Where gold is given to a goldsmith whose business is merely to prepare ornaments, there is, in our opinion, clearly entrustment of that gold to the goldsmith for the purpose of preparing the ornaments desired by the person who gives the gold. Kanai Lal Dutta's case (A) has no application whatsoever where gold is thus given to a goldsmith for preparing ornaments. It only deals with a case of payment of money. So far, therefore, as five cases in which gold was given are concerned there was clearly an entrustment at least of the gold and the order of the Magistrate will have to be set aside and the case sent back for retrial on the merits.
6. As to the case in which only cash was given, we have to see how far Kanai Lal Dutta's case (A), can be applied. It may be noted that Kanai Lal Dutta is mentioned as a jeweller and not a goldsmith. Mithalal is, however, only a goldsmith, viz. a person who makes ornaments and is paid for his labour. In Kanai Lal Dutta's case (A), the learned Judges were of opinion that where money is given to a jeweller for preparation of a gold ornament, it was only an advance payment of the price and did not amount to entrustment of the money to the jeweller.
It is, in our opinion, a question in each casedepending upon the facts of the1 case whether payment of money would amount to entrustment or merely to payment of price in advance.
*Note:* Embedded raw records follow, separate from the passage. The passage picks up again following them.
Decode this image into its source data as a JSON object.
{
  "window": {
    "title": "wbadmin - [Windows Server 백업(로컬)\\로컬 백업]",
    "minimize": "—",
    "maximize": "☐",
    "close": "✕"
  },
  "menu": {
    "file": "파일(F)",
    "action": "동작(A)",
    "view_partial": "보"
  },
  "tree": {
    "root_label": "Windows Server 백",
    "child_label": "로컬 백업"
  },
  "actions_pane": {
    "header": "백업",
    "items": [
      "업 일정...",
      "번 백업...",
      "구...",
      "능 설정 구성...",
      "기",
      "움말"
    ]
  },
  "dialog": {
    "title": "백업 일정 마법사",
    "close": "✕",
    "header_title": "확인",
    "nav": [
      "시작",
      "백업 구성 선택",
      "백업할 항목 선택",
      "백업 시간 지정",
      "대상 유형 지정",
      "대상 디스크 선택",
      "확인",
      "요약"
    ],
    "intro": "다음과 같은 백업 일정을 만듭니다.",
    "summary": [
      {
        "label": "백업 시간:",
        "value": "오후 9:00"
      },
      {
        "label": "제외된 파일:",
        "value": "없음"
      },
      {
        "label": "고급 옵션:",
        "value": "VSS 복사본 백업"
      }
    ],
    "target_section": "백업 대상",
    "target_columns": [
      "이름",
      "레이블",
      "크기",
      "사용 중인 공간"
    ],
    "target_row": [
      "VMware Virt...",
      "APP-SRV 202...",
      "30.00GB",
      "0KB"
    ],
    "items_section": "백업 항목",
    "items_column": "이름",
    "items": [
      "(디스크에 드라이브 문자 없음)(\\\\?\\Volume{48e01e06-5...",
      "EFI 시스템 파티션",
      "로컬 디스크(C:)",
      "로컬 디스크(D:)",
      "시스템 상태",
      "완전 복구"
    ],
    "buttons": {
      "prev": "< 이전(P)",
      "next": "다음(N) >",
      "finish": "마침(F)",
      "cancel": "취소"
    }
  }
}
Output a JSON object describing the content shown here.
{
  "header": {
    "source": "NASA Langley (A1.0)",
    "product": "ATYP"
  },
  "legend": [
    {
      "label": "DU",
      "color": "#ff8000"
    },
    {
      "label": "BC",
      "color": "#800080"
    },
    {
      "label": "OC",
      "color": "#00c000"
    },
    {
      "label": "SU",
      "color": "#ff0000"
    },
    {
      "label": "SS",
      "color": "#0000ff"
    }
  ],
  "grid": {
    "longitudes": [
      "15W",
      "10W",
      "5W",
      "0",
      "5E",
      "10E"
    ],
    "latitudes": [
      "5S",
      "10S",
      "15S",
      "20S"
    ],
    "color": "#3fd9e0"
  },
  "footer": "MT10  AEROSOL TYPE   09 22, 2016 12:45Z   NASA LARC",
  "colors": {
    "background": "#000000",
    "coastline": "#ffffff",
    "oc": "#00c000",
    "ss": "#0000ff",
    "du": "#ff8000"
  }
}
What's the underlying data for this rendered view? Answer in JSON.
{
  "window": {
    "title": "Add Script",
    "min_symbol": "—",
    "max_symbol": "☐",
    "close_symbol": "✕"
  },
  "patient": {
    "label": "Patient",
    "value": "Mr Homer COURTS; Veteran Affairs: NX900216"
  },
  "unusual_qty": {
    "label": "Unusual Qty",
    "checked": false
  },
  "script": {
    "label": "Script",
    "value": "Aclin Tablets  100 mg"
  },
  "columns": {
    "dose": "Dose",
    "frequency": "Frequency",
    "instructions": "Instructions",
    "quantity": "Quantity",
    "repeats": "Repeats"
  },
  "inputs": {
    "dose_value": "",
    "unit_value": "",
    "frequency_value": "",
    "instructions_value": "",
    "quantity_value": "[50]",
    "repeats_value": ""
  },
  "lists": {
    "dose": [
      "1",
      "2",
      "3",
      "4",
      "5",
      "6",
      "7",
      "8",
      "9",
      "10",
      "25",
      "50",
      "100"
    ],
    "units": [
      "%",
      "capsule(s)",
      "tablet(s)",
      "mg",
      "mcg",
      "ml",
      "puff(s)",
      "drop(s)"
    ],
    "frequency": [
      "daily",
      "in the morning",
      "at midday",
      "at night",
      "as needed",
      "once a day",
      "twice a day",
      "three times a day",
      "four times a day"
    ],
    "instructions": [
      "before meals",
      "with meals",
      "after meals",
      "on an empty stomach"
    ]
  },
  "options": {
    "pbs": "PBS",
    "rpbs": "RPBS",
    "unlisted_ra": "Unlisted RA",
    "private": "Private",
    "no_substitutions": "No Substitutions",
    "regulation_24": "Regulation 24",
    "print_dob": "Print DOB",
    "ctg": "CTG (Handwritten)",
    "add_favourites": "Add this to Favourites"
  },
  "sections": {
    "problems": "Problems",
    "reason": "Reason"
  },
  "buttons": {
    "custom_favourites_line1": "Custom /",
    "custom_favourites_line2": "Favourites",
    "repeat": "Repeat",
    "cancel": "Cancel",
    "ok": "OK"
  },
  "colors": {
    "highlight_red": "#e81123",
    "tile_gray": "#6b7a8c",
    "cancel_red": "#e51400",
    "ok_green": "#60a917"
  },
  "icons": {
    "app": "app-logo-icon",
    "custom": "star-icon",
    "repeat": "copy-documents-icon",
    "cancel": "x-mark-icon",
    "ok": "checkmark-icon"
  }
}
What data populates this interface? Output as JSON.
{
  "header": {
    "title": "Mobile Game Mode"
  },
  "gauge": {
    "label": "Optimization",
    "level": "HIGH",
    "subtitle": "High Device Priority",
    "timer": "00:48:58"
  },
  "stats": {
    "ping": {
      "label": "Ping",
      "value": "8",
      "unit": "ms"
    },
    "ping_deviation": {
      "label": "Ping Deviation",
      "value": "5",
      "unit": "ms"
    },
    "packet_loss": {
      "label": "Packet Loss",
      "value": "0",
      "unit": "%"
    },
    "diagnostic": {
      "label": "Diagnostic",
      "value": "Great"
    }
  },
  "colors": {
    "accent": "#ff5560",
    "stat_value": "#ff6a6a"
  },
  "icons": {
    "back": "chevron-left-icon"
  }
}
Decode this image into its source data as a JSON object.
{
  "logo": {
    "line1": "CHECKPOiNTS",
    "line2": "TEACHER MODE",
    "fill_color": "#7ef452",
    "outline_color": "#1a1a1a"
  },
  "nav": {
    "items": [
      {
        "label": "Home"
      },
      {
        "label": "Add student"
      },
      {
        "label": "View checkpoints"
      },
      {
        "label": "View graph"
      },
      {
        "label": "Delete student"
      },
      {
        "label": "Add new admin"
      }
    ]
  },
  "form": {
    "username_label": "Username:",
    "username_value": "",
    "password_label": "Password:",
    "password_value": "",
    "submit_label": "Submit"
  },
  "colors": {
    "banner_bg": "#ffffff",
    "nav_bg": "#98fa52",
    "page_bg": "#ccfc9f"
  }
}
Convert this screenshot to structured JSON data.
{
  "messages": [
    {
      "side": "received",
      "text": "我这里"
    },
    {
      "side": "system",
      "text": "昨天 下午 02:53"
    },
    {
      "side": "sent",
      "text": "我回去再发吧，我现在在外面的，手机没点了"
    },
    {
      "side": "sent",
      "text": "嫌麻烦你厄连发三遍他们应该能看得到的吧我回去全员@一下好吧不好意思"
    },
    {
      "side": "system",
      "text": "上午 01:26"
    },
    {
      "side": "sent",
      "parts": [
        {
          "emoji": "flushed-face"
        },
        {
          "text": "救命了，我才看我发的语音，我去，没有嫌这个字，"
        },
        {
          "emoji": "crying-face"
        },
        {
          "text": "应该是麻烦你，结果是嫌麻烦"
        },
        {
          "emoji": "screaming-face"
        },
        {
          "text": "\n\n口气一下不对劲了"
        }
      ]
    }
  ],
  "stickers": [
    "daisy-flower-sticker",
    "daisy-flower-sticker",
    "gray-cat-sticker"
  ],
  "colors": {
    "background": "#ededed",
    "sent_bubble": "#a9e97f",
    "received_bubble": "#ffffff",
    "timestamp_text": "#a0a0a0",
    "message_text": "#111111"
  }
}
Where,for example, the person to whom the payment is made is, as appears to be the case in Kanai Lal Dutta's case (A), a jeweller and has stock of gold, ornaments and precious stones with him, the payment would generally be an advance of price. But where the money is paid to a goldsmith viz. a person who makes ornaments and charges for hislabour, it is to our mind quite clear that the payment amounts to an entrustmeat of the money to the goldsmith with a direction that he should use it for purchasing gold from the market and preparing the ornaments desired by the person, making the payment.
Such a case would be similar to the case in Illust. (c) to Section 405, where money is sent by one person to another with a direction as to how it should be used. In the case of a goldsmith, whose job it is to make ornaments and charge for his labour the payment of money with a direction that he should purchase a certain quantity of gold and prepare ornaments would amount to entrustinent and if such goldsmith dishonestly converted it to his own use in violation of the implied contract that he should use it to purchase gold and prepare ornaments, he will be guilty of criminal breach of trust.
In this case, the evidence does not show that Mithalal is a jeweller who keeps a stock of gold, ornaments and precious stones. He has throughout been called a goldsmith and not a jeweller. Under these circumstances, payment of money to him for the purchase of gold and preparation of ornaments amounts to entrustment of the money with an implied contract that it will be used in a particular manner. If there is dishonest misappropriation or conversion of the money to his own use, there will be a breach of that implied contract and an offence under Section 406 I. P. C. will be made out.
7. We, therefore, allow the appeals, set asidethe orders of acquittal passed by the Court belowand send the cases back for retrial in the lightof the observations made above.